Give every line from the entries that contains "data".

BEGIN RECORD SET

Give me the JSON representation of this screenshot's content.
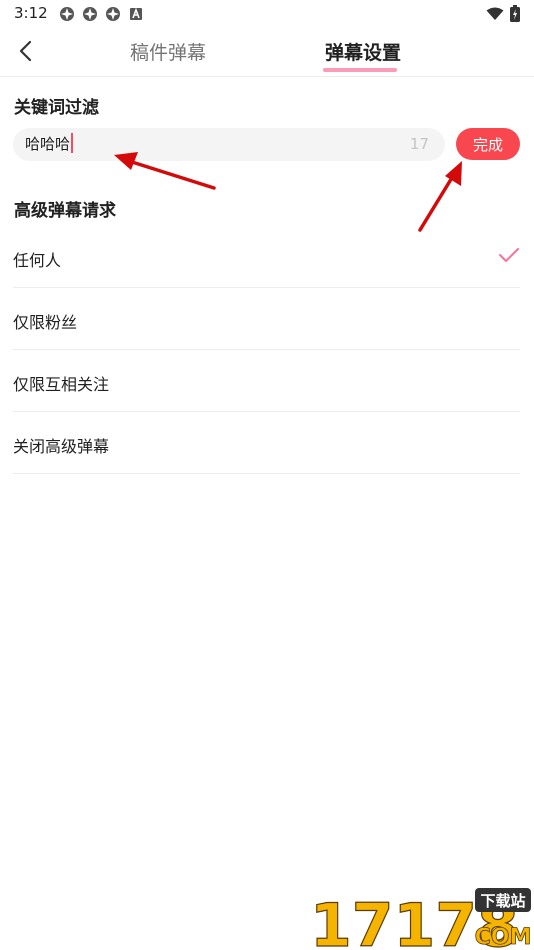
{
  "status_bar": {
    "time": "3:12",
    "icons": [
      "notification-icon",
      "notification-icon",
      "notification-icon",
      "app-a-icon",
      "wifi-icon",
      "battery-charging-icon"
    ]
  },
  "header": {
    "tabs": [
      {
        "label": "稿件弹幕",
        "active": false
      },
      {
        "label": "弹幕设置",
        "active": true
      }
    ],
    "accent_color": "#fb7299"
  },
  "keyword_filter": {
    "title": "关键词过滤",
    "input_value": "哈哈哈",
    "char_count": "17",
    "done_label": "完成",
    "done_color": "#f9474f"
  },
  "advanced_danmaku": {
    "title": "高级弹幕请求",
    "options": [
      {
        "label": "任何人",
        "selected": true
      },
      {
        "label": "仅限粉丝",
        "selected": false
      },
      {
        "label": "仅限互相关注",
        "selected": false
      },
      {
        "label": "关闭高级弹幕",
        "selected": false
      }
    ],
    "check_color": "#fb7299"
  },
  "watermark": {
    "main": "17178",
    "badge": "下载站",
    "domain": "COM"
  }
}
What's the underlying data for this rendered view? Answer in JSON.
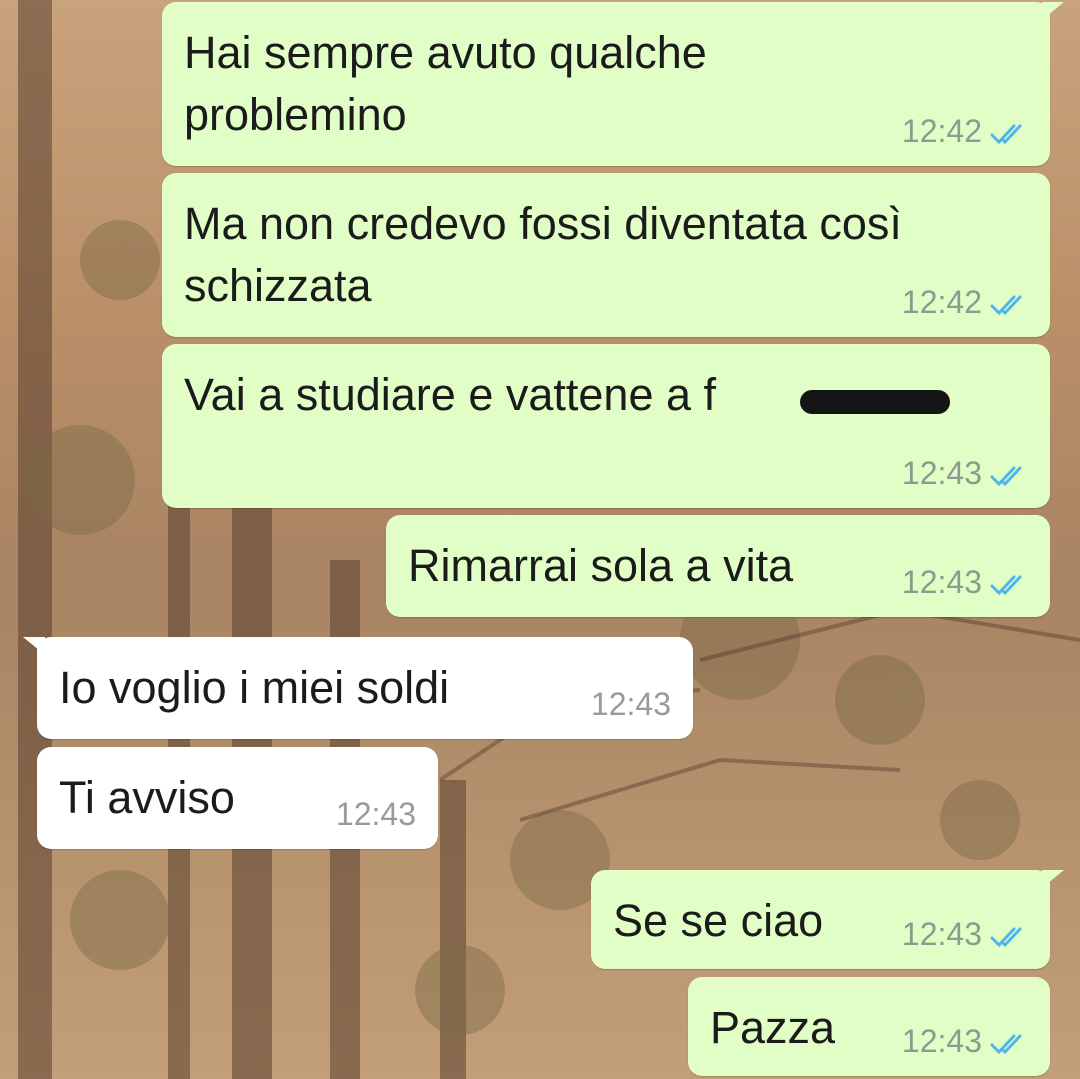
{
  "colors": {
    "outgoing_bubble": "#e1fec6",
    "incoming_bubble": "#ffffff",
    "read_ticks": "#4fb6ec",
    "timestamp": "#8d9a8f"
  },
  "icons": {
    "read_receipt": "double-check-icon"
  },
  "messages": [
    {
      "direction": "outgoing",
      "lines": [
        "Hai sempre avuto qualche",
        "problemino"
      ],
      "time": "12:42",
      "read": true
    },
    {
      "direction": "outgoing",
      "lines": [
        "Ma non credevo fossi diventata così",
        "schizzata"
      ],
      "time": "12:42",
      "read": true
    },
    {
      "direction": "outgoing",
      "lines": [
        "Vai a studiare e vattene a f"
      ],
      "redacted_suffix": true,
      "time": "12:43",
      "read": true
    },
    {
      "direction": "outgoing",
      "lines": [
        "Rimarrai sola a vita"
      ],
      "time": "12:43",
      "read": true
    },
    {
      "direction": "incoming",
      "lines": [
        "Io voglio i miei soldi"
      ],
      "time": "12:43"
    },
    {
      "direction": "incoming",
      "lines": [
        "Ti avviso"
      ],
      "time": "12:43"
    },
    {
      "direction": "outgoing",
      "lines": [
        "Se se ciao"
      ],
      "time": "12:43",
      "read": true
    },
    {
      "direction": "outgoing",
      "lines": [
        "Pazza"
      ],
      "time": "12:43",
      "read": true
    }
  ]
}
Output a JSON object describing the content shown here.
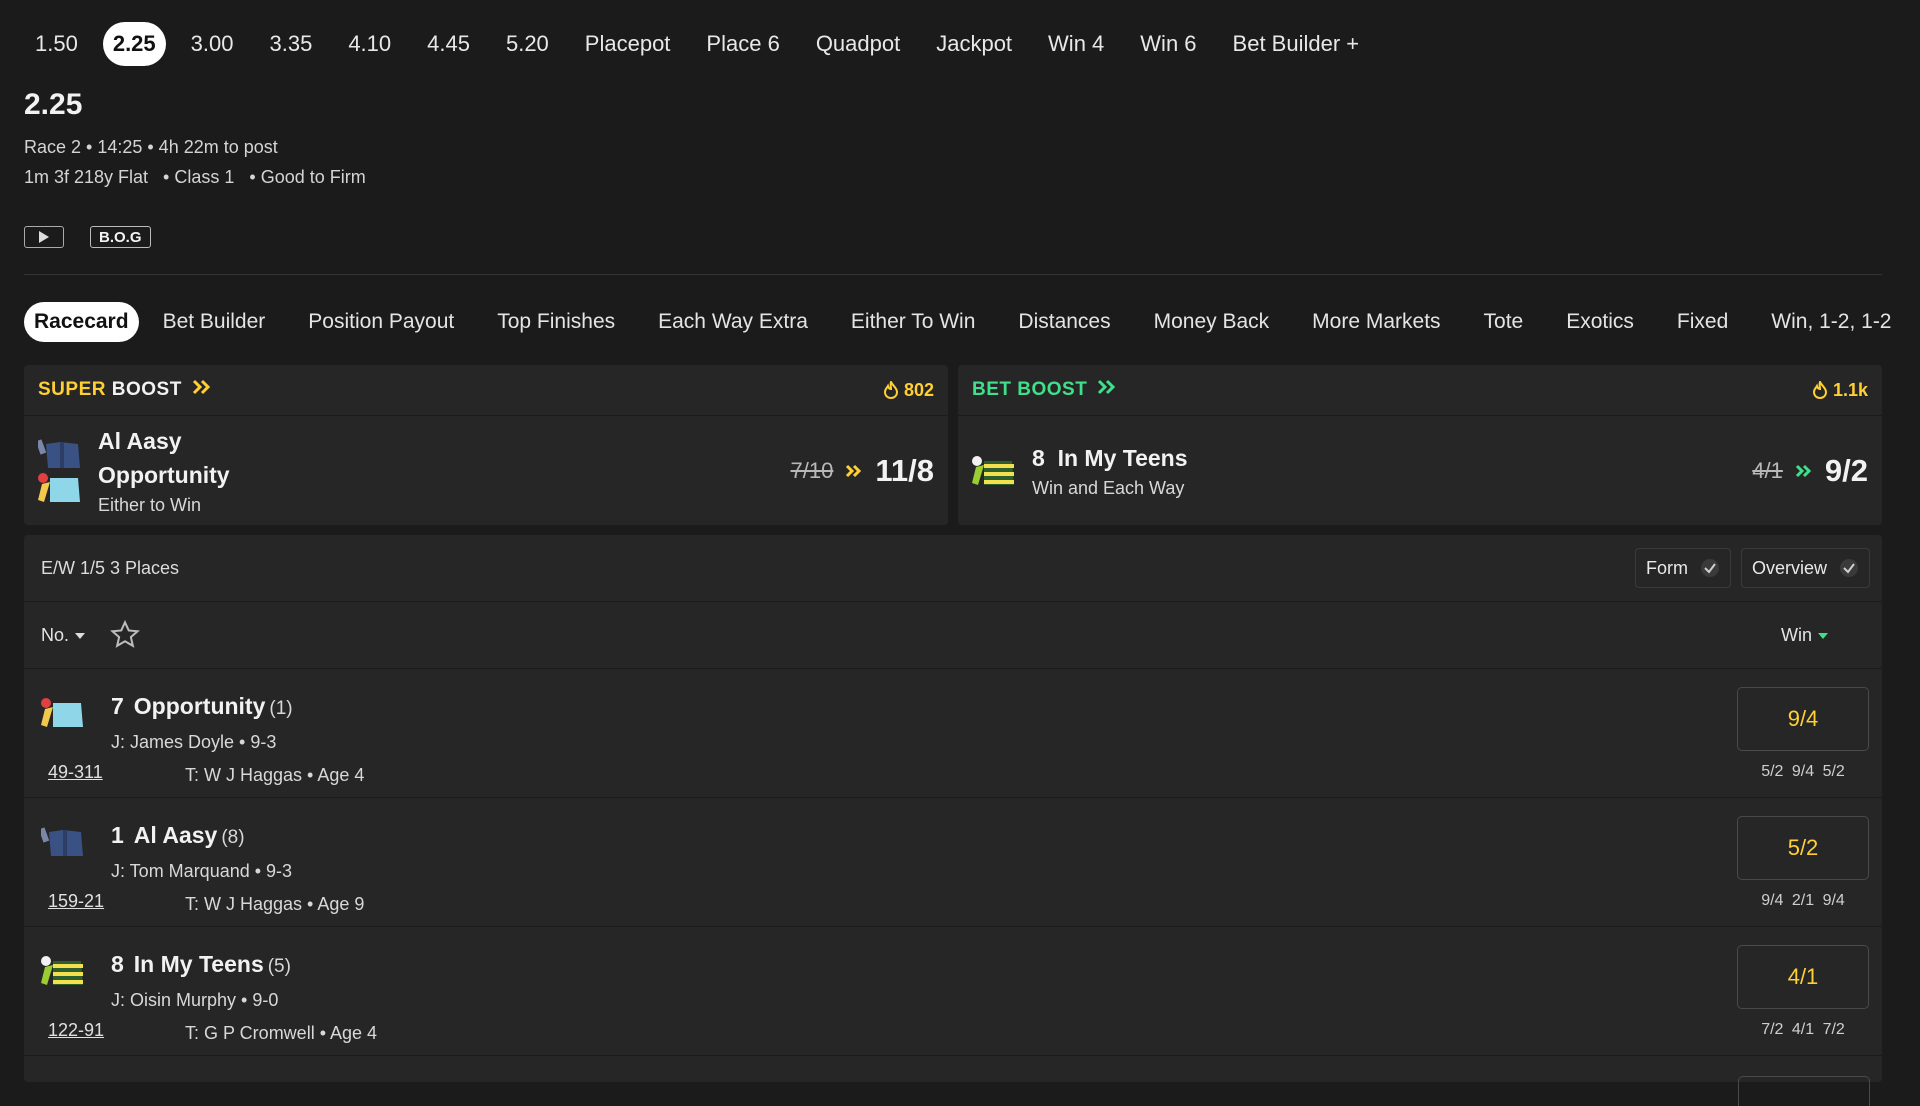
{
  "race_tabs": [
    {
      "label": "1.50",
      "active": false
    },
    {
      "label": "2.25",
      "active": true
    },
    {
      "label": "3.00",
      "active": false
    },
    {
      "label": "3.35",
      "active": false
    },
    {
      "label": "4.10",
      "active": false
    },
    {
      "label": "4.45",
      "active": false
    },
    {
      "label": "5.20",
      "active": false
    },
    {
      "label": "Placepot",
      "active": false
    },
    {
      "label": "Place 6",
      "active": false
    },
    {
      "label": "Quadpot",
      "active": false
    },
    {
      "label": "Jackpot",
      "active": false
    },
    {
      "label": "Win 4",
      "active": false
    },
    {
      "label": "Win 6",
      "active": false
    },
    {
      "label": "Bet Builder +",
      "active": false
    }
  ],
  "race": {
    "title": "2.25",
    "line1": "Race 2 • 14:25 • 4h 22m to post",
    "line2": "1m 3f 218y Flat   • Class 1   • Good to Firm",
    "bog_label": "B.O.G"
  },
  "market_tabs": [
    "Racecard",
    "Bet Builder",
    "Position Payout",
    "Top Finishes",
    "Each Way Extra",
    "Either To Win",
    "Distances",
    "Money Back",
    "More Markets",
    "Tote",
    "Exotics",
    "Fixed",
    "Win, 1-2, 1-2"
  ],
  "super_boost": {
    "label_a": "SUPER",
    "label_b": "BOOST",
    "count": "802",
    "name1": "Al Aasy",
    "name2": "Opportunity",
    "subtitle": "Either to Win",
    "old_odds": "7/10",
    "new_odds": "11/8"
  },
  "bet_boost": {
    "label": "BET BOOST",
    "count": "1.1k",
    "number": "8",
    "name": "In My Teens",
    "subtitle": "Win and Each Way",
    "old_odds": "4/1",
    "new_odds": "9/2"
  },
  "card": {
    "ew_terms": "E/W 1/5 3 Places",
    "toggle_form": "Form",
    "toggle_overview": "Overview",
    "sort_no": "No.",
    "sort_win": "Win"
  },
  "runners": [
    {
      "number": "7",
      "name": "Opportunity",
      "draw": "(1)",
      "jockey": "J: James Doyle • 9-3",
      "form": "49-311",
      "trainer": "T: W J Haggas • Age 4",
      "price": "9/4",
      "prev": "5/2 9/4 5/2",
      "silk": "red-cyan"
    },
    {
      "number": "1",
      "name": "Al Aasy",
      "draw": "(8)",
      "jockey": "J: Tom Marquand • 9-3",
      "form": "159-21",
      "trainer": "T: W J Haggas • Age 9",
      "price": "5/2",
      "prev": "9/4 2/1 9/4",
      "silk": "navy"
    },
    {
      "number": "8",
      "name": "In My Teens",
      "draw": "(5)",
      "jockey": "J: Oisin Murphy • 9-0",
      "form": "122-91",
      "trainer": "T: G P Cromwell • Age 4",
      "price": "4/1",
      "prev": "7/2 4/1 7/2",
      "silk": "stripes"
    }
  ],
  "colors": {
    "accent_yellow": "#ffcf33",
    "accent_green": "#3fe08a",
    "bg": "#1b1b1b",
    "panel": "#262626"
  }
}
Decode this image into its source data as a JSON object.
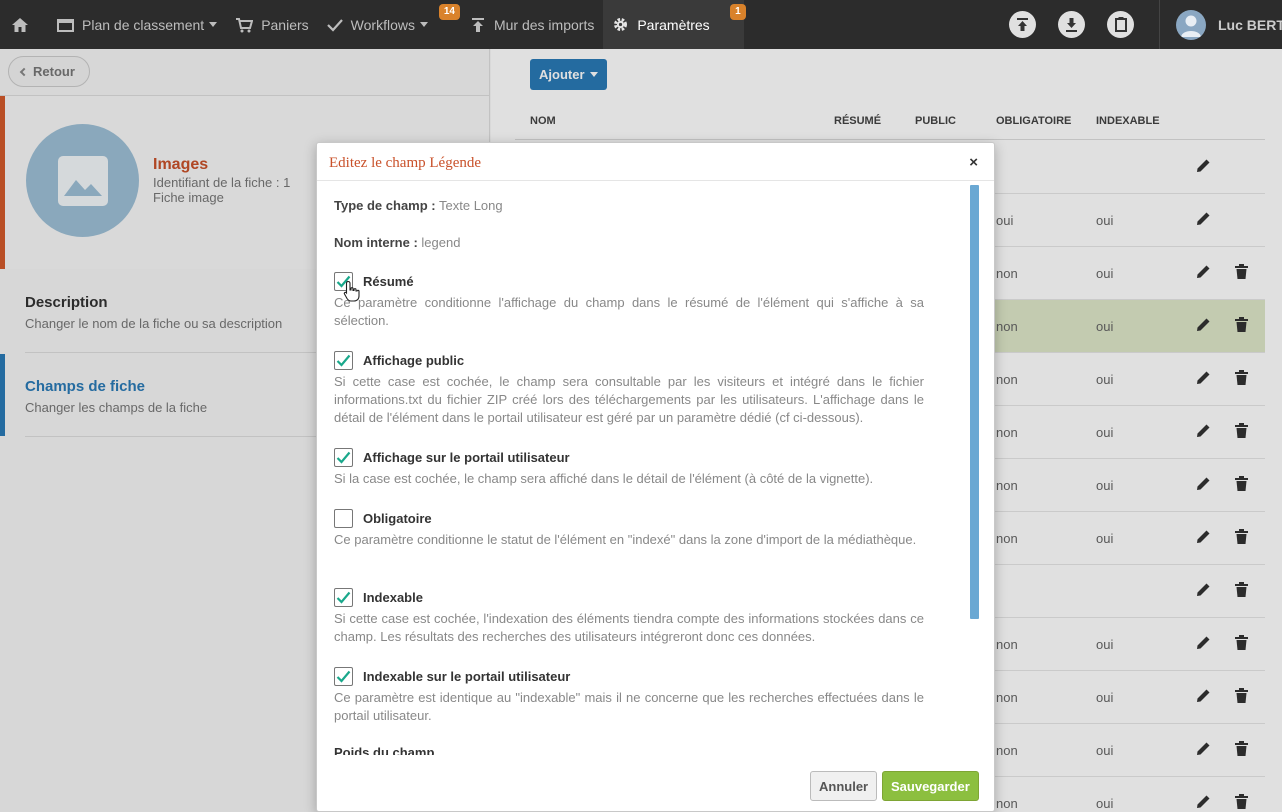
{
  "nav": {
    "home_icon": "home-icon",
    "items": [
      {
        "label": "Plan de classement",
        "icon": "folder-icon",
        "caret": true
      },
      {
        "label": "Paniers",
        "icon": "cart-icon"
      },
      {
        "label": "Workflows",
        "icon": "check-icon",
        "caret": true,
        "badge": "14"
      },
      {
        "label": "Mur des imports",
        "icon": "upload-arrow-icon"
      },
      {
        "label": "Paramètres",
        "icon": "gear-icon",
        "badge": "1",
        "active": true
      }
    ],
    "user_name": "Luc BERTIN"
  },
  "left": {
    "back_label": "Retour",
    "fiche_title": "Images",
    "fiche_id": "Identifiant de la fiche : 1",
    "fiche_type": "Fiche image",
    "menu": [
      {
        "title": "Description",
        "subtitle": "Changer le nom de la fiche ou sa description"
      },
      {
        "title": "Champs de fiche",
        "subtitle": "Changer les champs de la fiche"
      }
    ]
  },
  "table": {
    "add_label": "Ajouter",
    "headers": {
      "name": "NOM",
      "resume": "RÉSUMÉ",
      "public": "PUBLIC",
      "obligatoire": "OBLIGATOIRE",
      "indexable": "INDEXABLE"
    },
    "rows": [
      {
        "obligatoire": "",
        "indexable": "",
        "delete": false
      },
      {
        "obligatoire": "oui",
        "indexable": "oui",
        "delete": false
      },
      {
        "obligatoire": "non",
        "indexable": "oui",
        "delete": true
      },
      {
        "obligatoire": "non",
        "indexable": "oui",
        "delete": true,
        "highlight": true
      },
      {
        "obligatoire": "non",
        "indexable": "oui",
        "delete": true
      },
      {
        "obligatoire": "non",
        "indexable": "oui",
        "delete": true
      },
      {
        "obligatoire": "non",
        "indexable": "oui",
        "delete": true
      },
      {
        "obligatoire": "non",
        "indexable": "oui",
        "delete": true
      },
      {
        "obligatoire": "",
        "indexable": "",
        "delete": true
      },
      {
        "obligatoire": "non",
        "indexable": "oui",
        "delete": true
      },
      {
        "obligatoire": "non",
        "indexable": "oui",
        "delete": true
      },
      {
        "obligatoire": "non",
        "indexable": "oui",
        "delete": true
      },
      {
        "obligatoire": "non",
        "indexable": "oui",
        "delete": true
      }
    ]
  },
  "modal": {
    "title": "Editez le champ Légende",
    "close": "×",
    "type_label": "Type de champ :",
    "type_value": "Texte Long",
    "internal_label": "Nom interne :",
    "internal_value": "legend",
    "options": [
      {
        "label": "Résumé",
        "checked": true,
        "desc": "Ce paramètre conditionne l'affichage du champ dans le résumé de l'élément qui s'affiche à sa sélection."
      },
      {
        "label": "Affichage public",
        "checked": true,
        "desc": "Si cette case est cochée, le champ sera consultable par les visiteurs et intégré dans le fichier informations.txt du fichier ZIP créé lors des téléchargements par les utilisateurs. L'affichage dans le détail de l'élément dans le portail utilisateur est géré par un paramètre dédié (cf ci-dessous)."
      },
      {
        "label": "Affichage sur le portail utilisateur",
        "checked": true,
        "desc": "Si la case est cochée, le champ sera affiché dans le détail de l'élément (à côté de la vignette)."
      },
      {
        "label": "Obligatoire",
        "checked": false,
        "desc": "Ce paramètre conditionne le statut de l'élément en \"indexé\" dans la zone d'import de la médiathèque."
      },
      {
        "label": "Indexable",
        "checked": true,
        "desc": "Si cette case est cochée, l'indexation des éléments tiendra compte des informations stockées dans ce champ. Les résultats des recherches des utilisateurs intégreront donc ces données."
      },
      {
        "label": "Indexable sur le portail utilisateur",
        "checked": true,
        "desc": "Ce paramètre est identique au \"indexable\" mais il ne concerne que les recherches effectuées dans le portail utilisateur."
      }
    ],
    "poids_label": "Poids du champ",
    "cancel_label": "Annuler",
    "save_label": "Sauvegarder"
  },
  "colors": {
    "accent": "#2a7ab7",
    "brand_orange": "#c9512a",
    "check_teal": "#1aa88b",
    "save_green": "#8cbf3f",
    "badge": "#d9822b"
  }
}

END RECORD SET

■ TASK RESPONSE:
What's the underlying data for this rendered view? Answer in JSON.
Decode this image into its source data as a JSON object.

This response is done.